"I had been trying, for 24 hours now, to speak with an employee about their decision to suspend my account. But at that time while the storm of publicity was at its height, they simply wouldn’t return emails or calls," Adams wrote on the paper's web site. "I’d still like to ask how exactly I was supposed to have broken their 'privacy policy.'"

Adams presumes that Twitter took exception to his posting NBC executive Gary Zenkel's corporate email address, though he notes that posting the address fell within Twitter's guidelines.

According to Adams, Twitter's privacy policy dictates, "If information was previously posted or displayed elsewhere on the internet prior to being put on Twitter, it is not a violation.” Adams says he found the address "via a website Twitter ought to have heard of. It's called Google."

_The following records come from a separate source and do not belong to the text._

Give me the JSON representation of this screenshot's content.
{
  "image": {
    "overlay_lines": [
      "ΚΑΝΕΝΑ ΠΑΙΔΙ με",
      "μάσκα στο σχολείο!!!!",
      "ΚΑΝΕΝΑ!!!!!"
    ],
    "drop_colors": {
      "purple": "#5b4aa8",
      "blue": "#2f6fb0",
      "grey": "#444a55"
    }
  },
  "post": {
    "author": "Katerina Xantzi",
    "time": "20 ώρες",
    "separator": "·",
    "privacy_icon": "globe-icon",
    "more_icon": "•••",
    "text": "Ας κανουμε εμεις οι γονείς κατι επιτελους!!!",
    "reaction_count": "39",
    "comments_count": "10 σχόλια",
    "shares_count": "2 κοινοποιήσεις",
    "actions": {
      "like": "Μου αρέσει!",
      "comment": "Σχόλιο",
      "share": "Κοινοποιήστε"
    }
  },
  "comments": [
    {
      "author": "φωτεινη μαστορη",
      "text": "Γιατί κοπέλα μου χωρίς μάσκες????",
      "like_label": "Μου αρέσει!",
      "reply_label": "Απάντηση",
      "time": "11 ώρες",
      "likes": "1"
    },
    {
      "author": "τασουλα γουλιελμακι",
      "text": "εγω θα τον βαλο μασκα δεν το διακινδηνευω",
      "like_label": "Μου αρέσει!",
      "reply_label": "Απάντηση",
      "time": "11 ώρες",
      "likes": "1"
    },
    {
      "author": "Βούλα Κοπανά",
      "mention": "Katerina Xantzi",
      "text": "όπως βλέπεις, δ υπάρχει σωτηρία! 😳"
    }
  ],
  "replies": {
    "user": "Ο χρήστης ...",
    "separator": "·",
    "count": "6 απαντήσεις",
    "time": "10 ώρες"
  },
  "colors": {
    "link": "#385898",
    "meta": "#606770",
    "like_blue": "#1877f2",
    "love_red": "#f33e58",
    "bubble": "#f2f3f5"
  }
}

Prior to having his Twitter privileges temporarily yanked, Adams issued a flurry of tweets savaging NBC's coverage of the games, and Zenkel in particular.

"Matt Lauer would do well to shut up, wouldn't he?" Adams opined in one tweet.

"Is car advertising an Olympic sport? There's been little else on NBC today," another tweet chided.

"Am I alone in wondering why NBColympics think its acceptable to pretend this road race is being broadcast live?" Adams groused in another tweet.

Twitter apologized in part for the situation on its blog Tuesday, admitting that it had violated its own policy by proactively alerting NBC to Adams' complaints.

"The team working closely with NBC around our Olympics partnership did proactively identify a tweet that was in violation of the Twitter Rules and encouraged them to file a support ticket with our Trust and Safety team to report the violation, as has now been reported publicly. Our Trust and Safety team did not know that part of the story and acted on the report as they would any other," Alex Macgillivra, the company's general counsel, wrote.

"[W]e do not proactively report or remove content on behalf of other users no matter who they are. This behavior is not acceptable and undermines the trust our users have in us,"  Macgillivra added. "We should not and cannot be in the business of proactively monitoring and flagging content, no matter who the user is — whether a business partner, celebrity or friend. As of earlier today, the account has been un-suspended, and we will actively work to ensure this does not happen again."